On the other hand the tawny owls, which have been silent all summer, now exchange night-time confidences with each other, keeping me company when I take the dogs out last thing. The fieldfares are starting to arrive for winter and I hear their chattering calls on the edges of the woods. They like the waxy red hawthorn berries and there's plenty feeding for them at the moment.

My own view is that there is such an abundance of organic or natural food available, that the birds which don't migrate prefer to eat the real thing rather than shop-bought alternatives. In other words there's a season for everything, and they will reappear when the natural food starts to run short.

The squirrels disappear for the same reason. In beech woods where I know they are, empty beech mast husks litter the ground, evidence that they are feeding heavily and building up body fat for the winter months. My cousin and his wife came to stay recently – city dwellers, used only to seeing the grey variety, they were disappointed that we couldn't produce red squirrels to order, especially as I write about them so much.

I heard a lot of goose activity at the wee loch on the edge of the woods at the back of the house. Keeping to the trees for cover and keeping the dogs to heel, I could see more bunches of geese flying in for a wash and brush up. Before I could get to my favourite hide something or somebody disturbed them and several thousand lifted off as one. When there are as many as that the rush of their wings blots out all other sounds.
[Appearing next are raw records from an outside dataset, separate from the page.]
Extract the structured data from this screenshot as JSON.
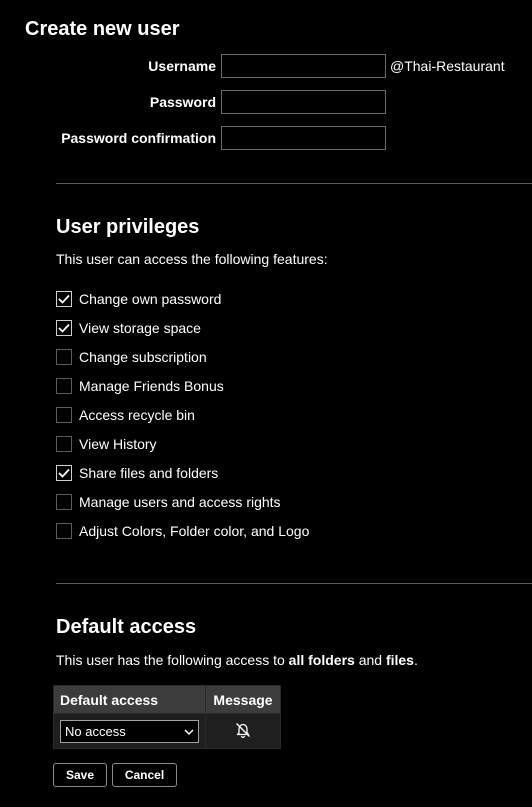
{
  "page_title": "Create new user",
  "form": {
    "username_label": "Username",
    "username_value": "",
    "username_suffix": "@Thai-Restaurant",
    "password_label": "Password",
    "password_value": "",
    "confirm_label": "Password confirmation",
    "confirm_value": ""
  },
  "privileges": {
    "title": "User privileges",
    "description": "This user can access the following features:",
    "items": [
      {
        "label": "Change own password",
        "checked": true
      },
      {
        "label": "View storage space",
        "checked": true
      },
      {
        "label": "Change subscription",
        "checked": false
      },
      {
        "label": "Manage Friends Bonus",
        "checked": false
      },
      {
        "label": "Access recycle bin",
        "checked": false
      },
      {
        "label": "View History",
        "checked": false
      },
      {
        "label": "Share files and folders",
        "checked": true
      },
      {
        "label": "Manage users and access rights",
        "checked": false
      },
      {
        "label": "Adjust Colors, Folder color, and Logo",
        "checked": false
      }
    ]
  },
  "default_access": {
    "title": "Default access",
    "text_prefix": "This user has the following access to ",
    "text_bold1": "all folders",
    "text_and": " and ",
    "text_bold2": "files",
    "text_end": ".",
    "col_access": "Default access",
    "col_message": "Message",
    "access_value": "No access",
    "message_icon": "bell-off-icon"
  },
  "buttons": {
    "save": "Save",
    "cancel": "Cancel"
  }
}
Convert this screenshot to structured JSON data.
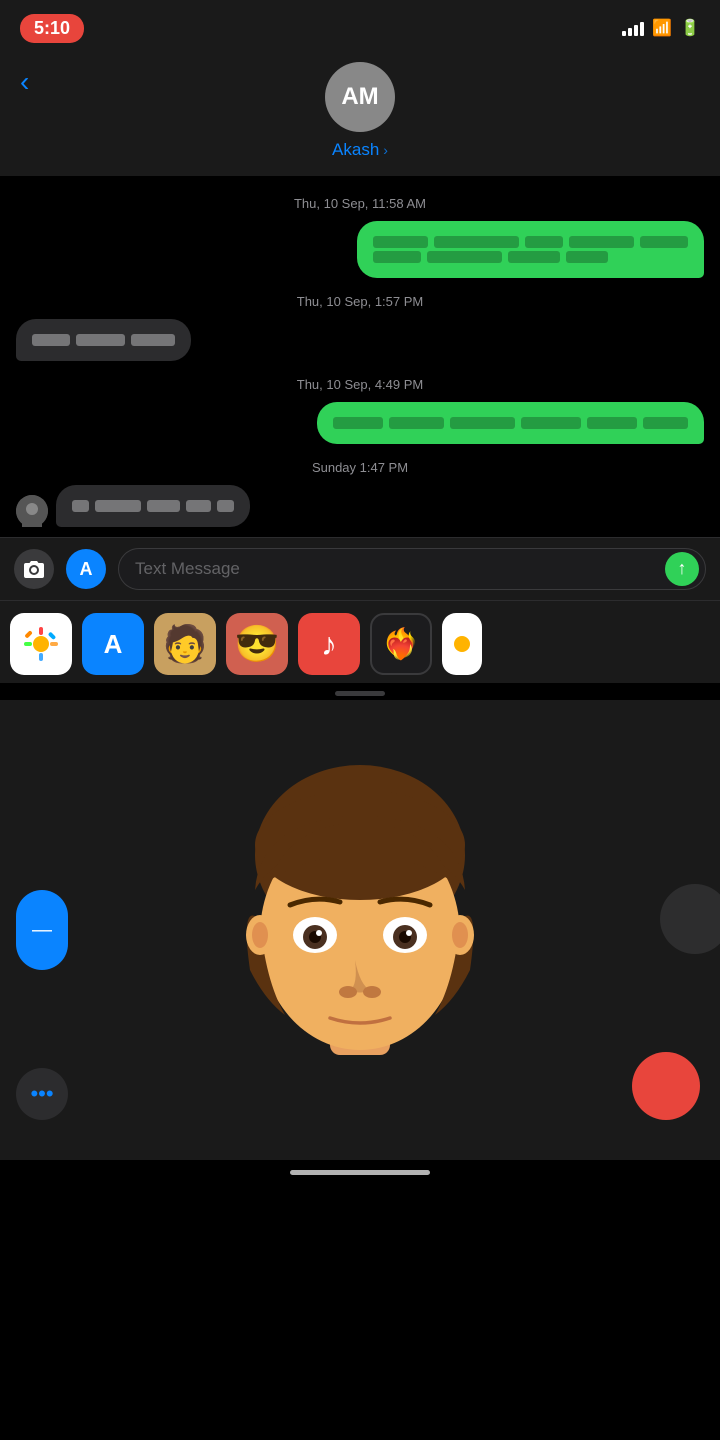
{
  "statusBar": {
    "time": "5:10",
    "signalDots": [
      4,
      7,
      10,
      13,
      16
    ],
    "wifiSymbol": "wifi",
    "batterySymbol": "battery"
  },
  "header": {
    "backLabel": "‹",
    "avatarInitials": "AM",
    "contactName": "Akash",
    "chevron": "›"
  },
  "messages": [
    {
      "timestamp": "Thu, 10 Sep, 11:58 AM",
      "type": "sent",
      "redactedLines": [
        [
          60,
          90,
          40,
          70,
          50
        ],
        [
          50,
          80,
          55,
          45
        ]
      ]
    },
    {
      "timestamp": "Thu, 10 Sep, 1:57 PM",
      "type": "received",
      "redactedLines": [
        [
          70,
          90,
          80
        ]
      ]
    },
    {
      "timestamp": "Thu, 10 Sep, 4:49 PM",
      "type": "sent",
      "redactedLines": [
        [
          55,
          60,
          70,
          65,
          55,
          50
        ]
      ]
    },
    {
      "timestamp": "Sunday 1:47 PM",
      "type": "received",
      "redactedLines": [
        [
          30,
          80,
          60,
          45,
          30
        ]
      ]
    }
  ],
  "inputBar": {
    "cameraLabel": "📷",
    "appstoreLabel": "A",
    "placeholder": "Text Message",
    "sendArrow": "↑"
  },
  "trayIcons": [
    {
      "label": "Photos",
      "bg": "#fff",
      "emoji": "🖼️"
    },
    {
      "label": "AppStore",
      "bg": "#0a84ff",
      "emoji": "A"
    },
    {
      "label": "Memoji1",
      "bg": "#f0d080",
      "emoji": "🧑"
    },
    {
      "label": "Memoji2",
      "bg": "#e87070",
      "emoji": "😎"
    },
    {
      "label": "Music",
      "bg": "#e8453c",
      "emoji": "♪"
    },
    {
      "label": "Heart",
      "bg": "#1c1c1e",
      "emoji": "❤️"
    },
    {
      "label": "Photos2",
      "bg": "#fff",
      "emoji": "🖼️"
    }
  ],
  "memojiPanel": {
    "faceDescription": "memoji male face with brown hair",
    "moreLabel": "•••",
    "recordLabel": ""
  }
}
It's only for a few moments, but it's very dramatic while it lasts.

Retracing old footsteps took us to the Capo Woods just off the Lang Stracht, the long straight road connecting Upper Northwaterbridge with the Edzell-Fettercairn road. It was a great favourite when the family were young and it was probably twenty years or more since we'd last walked there.

There's a fine track past the Capo quarry down to the River North Esk and the forestry tracks in the wood are well maintained. And you can visit the Capo Long Barrow which is an Iron Age burial mound. For 6000 years the last mortal remains of wee hairy hunter gatherers lay there undisturbed in their funerary cists, but nowadays their peace is disrupted by the constant roar of traffic from the A90 on the other side of the river.
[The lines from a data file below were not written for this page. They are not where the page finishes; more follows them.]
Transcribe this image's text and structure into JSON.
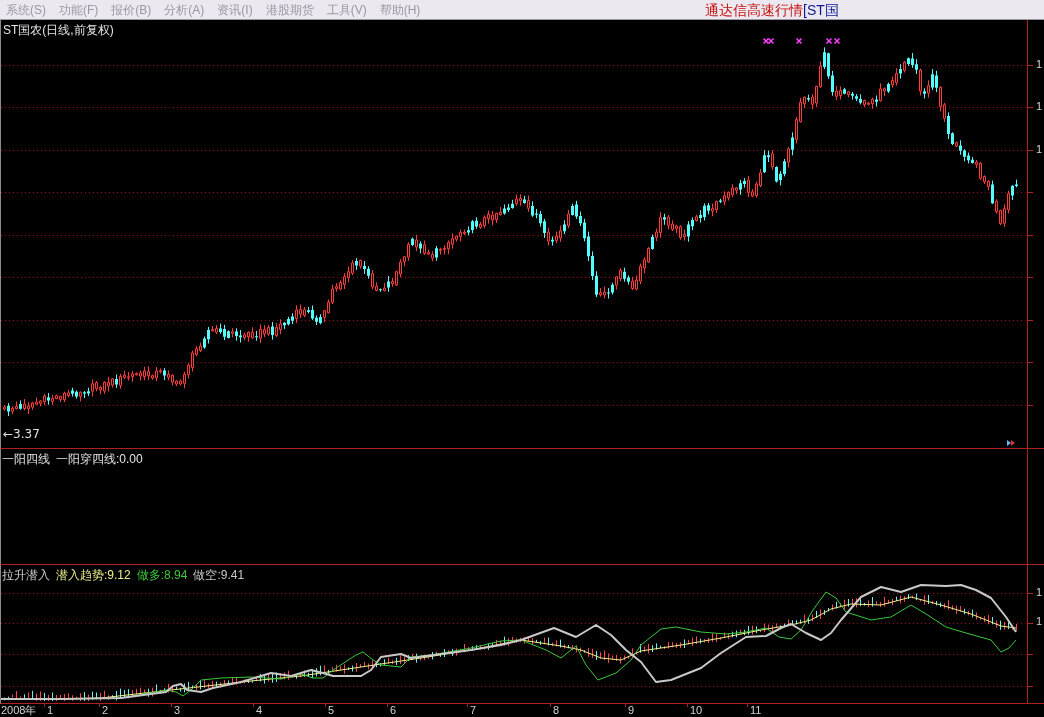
{
  "menu_bar": {
    "items": [
      "系统(S)",
      "功能(F)",
      "报价(B)",
      "分析(A)",
      "资讯(I)",
      "港股期货",
      "工具(V)",
      "帮助(H)"
    ],
    "app_title": "通达信高速行情",
    "stock_title": "[ST国"
  },
  "price_panel": {
    "title": "ST国农(日线,前复权)",
    "low_label": "←3.37",
    "axis_labels": [
      "1",
      "1",
      "1"
    ]
  },
  "indicator_panel": {
    "name": "一阳四线",
    "readout": "一阳穿四线:0.00"
  },
  "oscillator_panel": {
    "name": "拉升潜入",
    "series": [
      {
        "label": "潜入趋势:9.12",
        "color": "#f0f08c"
      },
      {
        "label": "做多:8.94",
        "color": "#3cc83c"
      },
      {
        "label": "做空:9.41",
        "color": "#c8c8c8"
      }
    ],
    "axis_labels": [
      "1",
      "1"
    ]
  },
  "time_axis": {
    "labels": [
      "2008年",
      "1",
      "2",
      "3",
      "4",
      "5",
      "6",
      "7",
      "8",
      "9",
      "10",
      "11"
    ]
  }
}
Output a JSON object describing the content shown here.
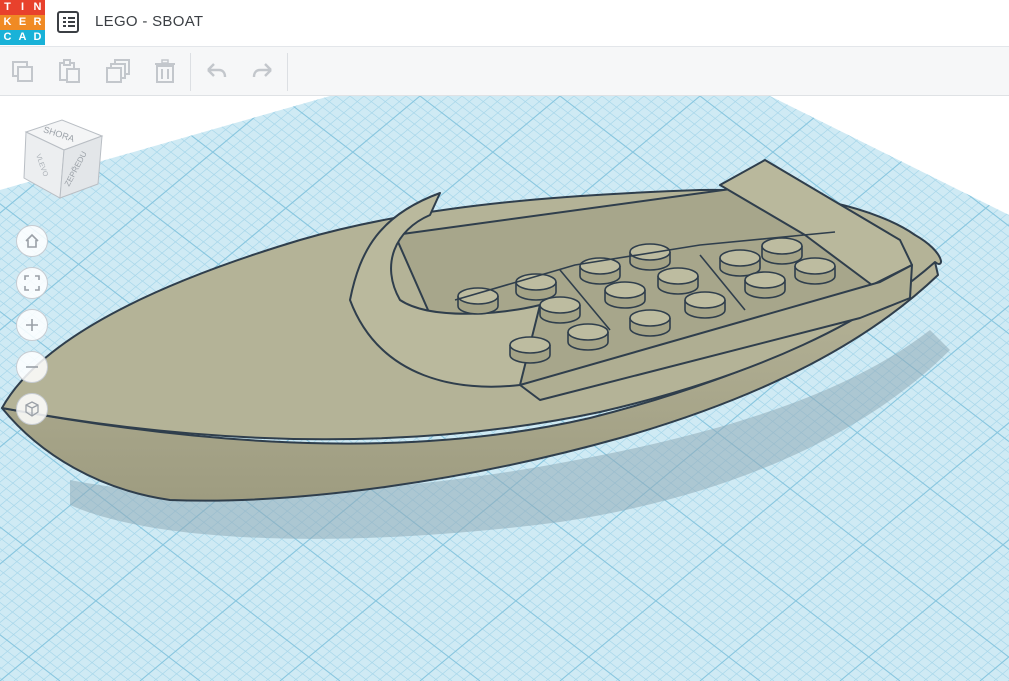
{
  "app": {
    "logo_letters": [
      "T",
      "I",
      "N",
      "K",
      "E",
      "R",
      "C",
      "A",
      "D"
    ],
    "logo_colors": [
      "#e8412c",
      "#e8412c",
      "#e8412c",
      "#f08a24",
      "#f08a24",
      "#f08a24",
      "#19b2d8",
      "#19b2d8",
      "#19b2d8"
    ],
    "project_title": "LEGO - SBOAT"
  },
  "toolbar": {
    "buttons": [
      {
        "name": "copy",
        "icon": "copy-icon",
        "enabled": false
      },
      {
        "name": "paste",
        "icon": "paste-icon",
        "enabled": false
      },
      {
        "name": "duplicate",
        "icon": "duplicate-icon",
        "enabled": false
      },
      {
        "name": "delete",
        "icon": "trash-icon",
        "enabled": false
      },
      {
        "name": "undo",
        "icon": "undo-arrow-icon",
        "enabled": false
      },
      {
        "name": "redo",
        "icon": "redo-arrow-icon",
        "enabled": false
      }
    ]
  },
  "viewcube": {
    "top_label": "SHORA",
    "front_label": "ZEPŘEDU",
    "left_label": "VLEVO"
  },
  "nav_controls": [
    {
      "name": "home-view",
      "icon": "home-icon"
    },
    {
      "name": "fit-view",
      "icon": "fit-frame-icon"
    },
    {
      "name": "zoom-in",
      "icon": "plus-icon"
    },
    {
      "name": "zoom-out",
      "icon": "minus-icon"
    },
    {
      "name": "projection",
      "icon": "cube-icon"
    }
  ],
  "colors": {
    "grid_bg": "#cfeaf4",
    "grid_line": "#9fd2e6",
    "model_fill": "#aaa98c",
    "model_edge": "#2f3e4c"
  }
}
Written on Saturday, October 17th, 2009 at 7:02 am for Weekly.